• Records:
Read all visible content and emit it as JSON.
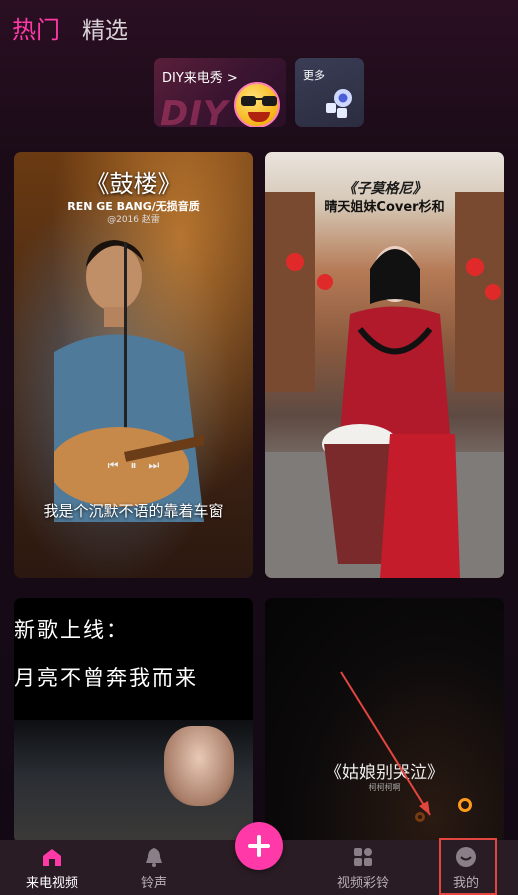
{
  "top_tabs": [
    {
      "label": "热门",
      "active": true
    },
    {
      "label": "精选",
      "active": false
    }
  ],
  "banners": {
    "diy": {
      "title": "DIY来电秀 >",
      "watermark": "DIY"
    },
    "more": {
      "title": "更多"
    }
  },
  "videos": [
    {
      "headline": "《鼓楼》",
      "line1": "REN GE BANG/无损音质",
      "line2": "@2016 赵雷",
      "caption": "我是个沉默不语的靠着车窗"
    },
    {
      "headline": "《子莫格尼》",
      "subtitle": "晴天姐妹Cover杉和"
    },
    {
      "line1": "新歌上线：",
      "line2": "月亮不曾奔我而来"
    },
    {
      "caption": "《姑娘别哭泣》",
      "subtitle": "柯柯柯啊"
    }
  ],
  "bottom_nav": [
    {
      "label": "来电视频",
      "icon": "home-icon",
      "active": true
    },
    {
      "label": "铃声",
      "icon": "bell-icon",
      "active": false
    },
    {
      "label": "视频彩铃",
      "icon": "grid-icon",
      "active": false
    },
    {
      "label": "我的",
      "icon": "smiley-icon",
      "active": false
    }
  ],
  "colors": {
    "accent": "#ff3aa8",
    "annotation": "#e2463f",
    "nav_bg": "#2a1c25"
  }
}
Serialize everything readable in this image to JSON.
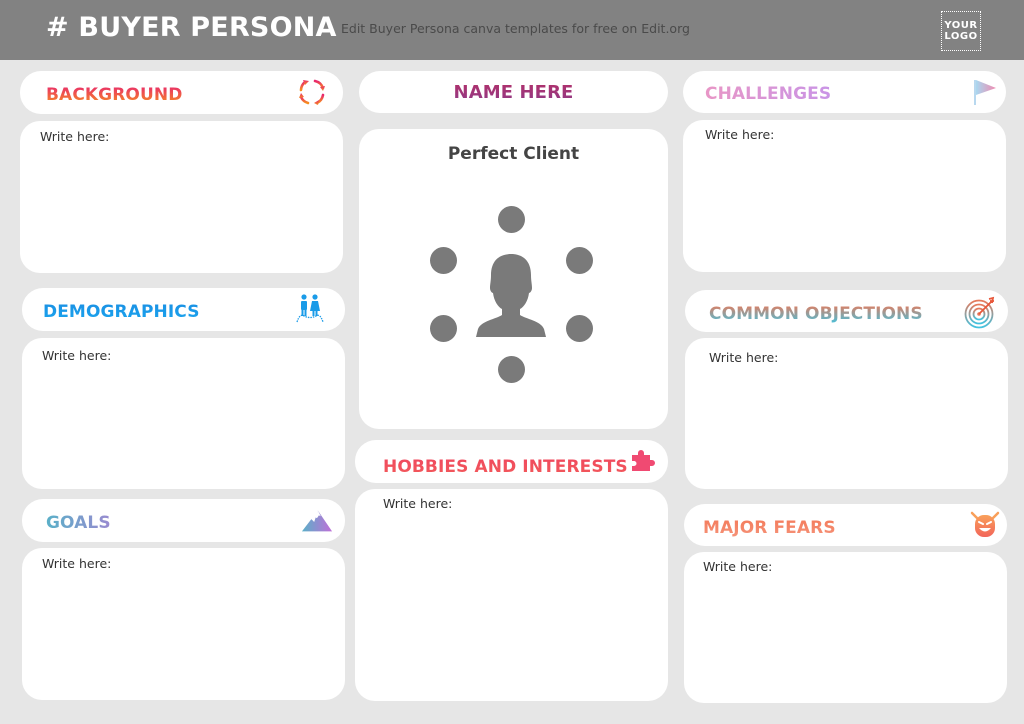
{
  "header": {
    "title": "# BUYER PERSONA",
    "subtitle": "Edit Buyer Persona canva templates for free on Edit.org",
    "logo_line1": "YOUR",
    "logo_line2": "LOGO"
  },
  "placeholder_text": "Write here:",
  "center": {
    "name_label": "NAME HERE",
    "client_title": "Perfect Client",
    "avatar_icon": "person-network-icon"
  },
  "sections": {
    "background": {
      "label": "BACKGROUND",
      "body": "Write here:",
      "icon": "refresh-arrows-icon",
      "colors": [
        "#e8276e",
        "#f7911e"
      ]
    },
    "demographics": {
      "label": "DEMOGRAPHICS",
      "body": "Write here:",
      "icon": "couple-icon",
      "colors": [
        "#1a8fe3",
        "#1aa6ef"
      ]
    },
    "goals": {
      "label": "GOALS",
      "body": "Write here:",
      "icon": "mountain-icon",
      "colors": [
        "#5ab0c8",
        "#b06fd1"
      ]
    },
    "hobbies": {
      "label": "HOBBIES AND INTERESTS",
      "body": "Write here:",
      "icon": "puzzle-icon",
      "colors": [
        "#f0485e",
        "#f25a5a"
      ]
    },
    "challenges": {
      "label": "CHALLENGES",
      "body": "Write here:",
      "icon": "flag-icon",
      "colors": [
        "#e896c6",
        "#c994e6"
      ]
    },
    "objections": {
      "label": "COMMON OBJECTIONS",
      "body": "Write here:",
      "icon": "target-icon",
      "colors": [
        "#e8795a",
        "#41c3e0"
      ]
    },
    "fears": {
      "label": "MAJOR FEARS",
      "body": "Write here:",
      "icon": "monster-face-icon",
      "colors": [
        "#f47a5a",
        "#f5947a"
      ]
    }
  }
}
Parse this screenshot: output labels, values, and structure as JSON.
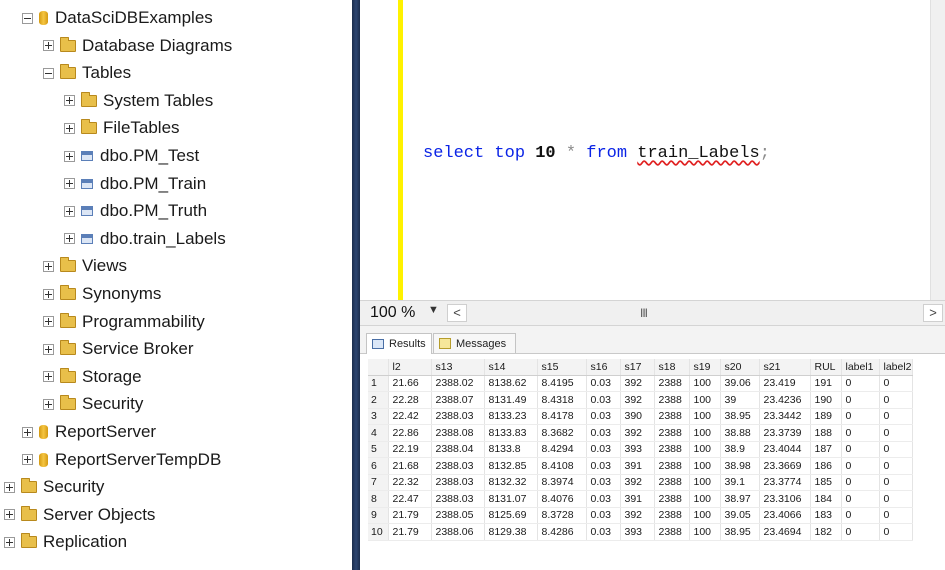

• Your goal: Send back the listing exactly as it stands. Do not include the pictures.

• Task output:
Read all visible content and emit it as JSON.
{
  "top_tabs": [
    {
      "label": "热门",
      "active": true
    },
    {
      "label": "精选",
      "active": false
    }
  ],
  "banners": {
    "diy": {
      "title": "DIY来电秀 >",
      "watermark": "DIY"
    },
    "more": {
      "title": "更多"
    }
  },
  "videos": [
    {
      "headline": "《鼓楼》",
      "line1": "REN GE BANG/无损音质",
      "line2": "@2016 赵雷",
      "caption": "我是个沉默不语的靠着车窗"
    },
    {
      "headline": "《子莫格尼》",
      "subtitle": "晴天姐妹Cover杉和"
    },
    {
      "line1": "新歌上线：",
      "line2": "月亮不曾奔我而来"
    },
    {
      "caption": "《姑娘别哭泣》",
      "subtitle": "柯柯柯啊"
    }
  ],
  "bottom_nav": [
    {
      "label": "来电视频",
      "icon": "home-icon",
      "active": true
    },
    {
      "label": "铃声",
      "icon": "bell-icon",
      "active": false
    },
    {
      "label": "视频彩铃",
      "icon": "grid-icon",
      "active": false
    },
    {
      "label": "我的",
      "icon": "smiley-icon",
      "active": false
    }
  ],
  "colors": {
    "accent": "#ff3aa8",
    "annotation": "#e2463f",
    "nav_bg": "#2a1c25"
  }
}
Serialize everything readable in this image to JSON.
{
  "header": {
    "title": "# BUYER PERSONA",
    "subtitle": "Edit Buyer Persona canva templates for free on Edit.org",
    "logo_line1": "YOUR",
    "logo_line2": "LOGO"
  },
  "placeholder_text": "Write here:",
  "center": {
    "name_label": "NAME HERE",
    "client_title": "Perfect Client",
    "avatar_icon": "person-network-icon"
  },
  "sections": {
    "background": {
      "label": "BACKGROUND",
      "body": "Write here:",
      "icon": "refresh-arrows-icon",
      "colors": [
        "#e8276e",
        "#f7911e"
      ]
    },
    "demographics": {
      "label": "DEMOGRAPHICS",
      "body": "Write here:",
      "icon": "couple-icon",
      "colors": [
        "#1a8fe3",
        "#1aa6ef"
      ]
    },
    "goals": {
      "label": "GOALS",
      "body": "Write here:",
      "icon": "mountain-icon",
      "colors": [
        "#5ab0c8",
        "#b06fd1"
      ]
    },
    "hobbies": {
      "label": "HOBBIES AND INTERESTS",
      "body": "Write here:",
      "icon": "puzzle-icon",
      "colors": [
        "#f0485e",
        "#f25a5a"
      ]
    },
    "challenges": {
      "label": "CHALLENGES",
      "body": "Write here:",
      "icon": "flag-icon",
      "colors": [
        "#e896c6",
        "#c994e6"
      ]
    },
    "objections": {
      "label": "COMMON OBJECTIONS",
      "body": "Write here:",
      "icon": "target-icon",
      "colors": [
        "#e8795a",
        "#41c3e0"
      ]
    },
    "fears": {
      "label": "MAJOR FEARS",
      "body": "Write here:",
      "icon": "monster-face-icon",
      "colors": [
        "#f47a5a",
        "#f5947a"
      ]
    }
  }
}
Parse this screenshot: output labels, values, and structure as JSON.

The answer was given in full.